These are mostly minor issues, though, and ones that are highlighted much more only due to the quality of everything else here. Rest assured, The Witcher 3 is one of the best games of the year, and it’s a stunning example of what this generation of consoles, as well as the current tech level of PCs is ready to deliver.
If looks could kill
Visually, this is perhaps the most impressive game of this generation so far (despite the usual complaints about downgrading). As RPG worlds go, the locations here are some of the most detailed and realistic I’ve seen, with a multitude of different areas and environments. You’ll ride on horseback through plains, forests and swamps, wander through the streets of towns and cities, and pick through dank caves and squalid dungeons. It’s all delivered with a fine eye for detail, which includes each and every character. Even the lowliest of NPCs are fully detailed, and the result is a living world, and one you’ll want to spend a lot of time in.
This is fortunate, as the game is big, very big. There’s a ridiculous amount to see and do here, from story missions and side quests, to the enjoyable Witcher contracts which are both investigations and boss fights, making the most of all of Geralt’s skills. Alongside all of this are various other diversions like taking out monster nests, finding places of power, looting guarded stashes, and even playing the game’s fully realised collectible card game, Gwent. You’ll rarely be without something to do, that’s for sure.
This treasure trove of content is wrapped up in a great story, undoubtedly the best of the series so far, and some of the most memorable and believable characters in the genre. Geralt is a perfect leading man, stoic and to the point, but not without a sense of humour or humanity, and the supporting cast, which includes many old faces from previous games, flesh out the world, lore and story well. This is all enhanced by the impact you have, which has been refined further here.
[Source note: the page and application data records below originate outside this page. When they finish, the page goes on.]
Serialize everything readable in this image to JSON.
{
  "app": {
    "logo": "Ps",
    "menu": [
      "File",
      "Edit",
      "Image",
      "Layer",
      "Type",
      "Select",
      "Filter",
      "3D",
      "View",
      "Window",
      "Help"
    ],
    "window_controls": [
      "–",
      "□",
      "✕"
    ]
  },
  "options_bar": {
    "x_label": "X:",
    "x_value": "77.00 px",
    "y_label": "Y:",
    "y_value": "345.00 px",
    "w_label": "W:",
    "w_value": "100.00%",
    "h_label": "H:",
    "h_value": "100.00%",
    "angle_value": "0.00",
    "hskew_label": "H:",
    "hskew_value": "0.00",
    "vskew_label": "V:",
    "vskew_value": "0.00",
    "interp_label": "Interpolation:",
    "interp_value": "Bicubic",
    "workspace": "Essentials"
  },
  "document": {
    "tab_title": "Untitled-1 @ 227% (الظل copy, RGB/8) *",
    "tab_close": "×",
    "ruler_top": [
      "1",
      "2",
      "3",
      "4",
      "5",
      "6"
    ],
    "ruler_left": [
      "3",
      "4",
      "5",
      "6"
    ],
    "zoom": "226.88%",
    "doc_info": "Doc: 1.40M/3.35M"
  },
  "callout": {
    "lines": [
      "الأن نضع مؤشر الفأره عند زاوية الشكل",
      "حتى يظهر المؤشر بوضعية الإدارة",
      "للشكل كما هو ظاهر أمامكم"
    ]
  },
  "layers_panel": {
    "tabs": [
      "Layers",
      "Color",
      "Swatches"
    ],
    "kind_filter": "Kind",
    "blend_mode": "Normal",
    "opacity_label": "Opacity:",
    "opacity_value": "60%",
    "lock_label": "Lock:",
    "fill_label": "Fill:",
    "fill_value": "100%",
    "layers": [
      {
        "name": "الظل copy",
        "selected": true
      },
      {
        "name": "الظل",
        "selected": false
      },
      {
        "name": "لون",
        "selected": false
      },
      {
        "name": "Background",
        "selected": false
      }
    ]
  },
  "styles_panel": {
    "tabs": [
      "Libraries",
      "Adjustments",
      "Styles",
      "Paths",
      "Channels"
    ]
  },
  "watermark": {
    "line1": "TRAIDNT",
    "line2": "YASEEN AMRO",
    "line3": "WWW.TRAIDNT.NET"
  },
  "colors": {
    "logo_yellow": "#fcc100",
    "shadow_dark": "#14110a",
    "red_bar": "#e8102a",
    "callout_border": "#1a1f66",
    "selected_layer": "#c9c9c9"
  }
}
So many times in the game your actions have an impact on further events, even when you’ll be totally unaware of this happening. For example, early on I was approached in a tavern by some unruly types, and my efforts at dissuading combat turned sour. I was left with no recourse but to turn to my blades. After my foes were dead, and the tavern owner not-so politely asked me to leave, I forgot about it. That is, until I arrived at their leader’s castle, where I was set upon by guards, and refused entry, even though I had to see the leader himself to further a quest. I was informed that the guards knew of my exploits with their colleagues in the tavern, and I had to find another way forward.
It’s this subtle use of player decision that really makes the Witcher‘s open-ended nature stand out, and shows that you don’t need a two or three choice dialogue tree to have players change the events n a game. CD Projekt Red should be applauded for this, and other companies, including Bioware, should take note.
Rise of the White Wolf
The Witcher 3 is one of those mammoth RPGs where a simple review cannot fully do it justice. There’s just so much to see and experience, with a story that will be very different from player to player, you have to experience it for yourself. Even then, to fully absorb everything the game has to offer, you’ll need to go through multiple play-throughs, making this a game that really could last months, or even years.
Mechanically, it doesn’t quite keep up with its ambitions, and the combat sluggishness, as well as an occasionally choppy frame rate and poorly designed menu do hamper it, but if you look past these problems, you’ll find one of the best RPGs of this generation, and a definite must have title, regardless of your chosen platform.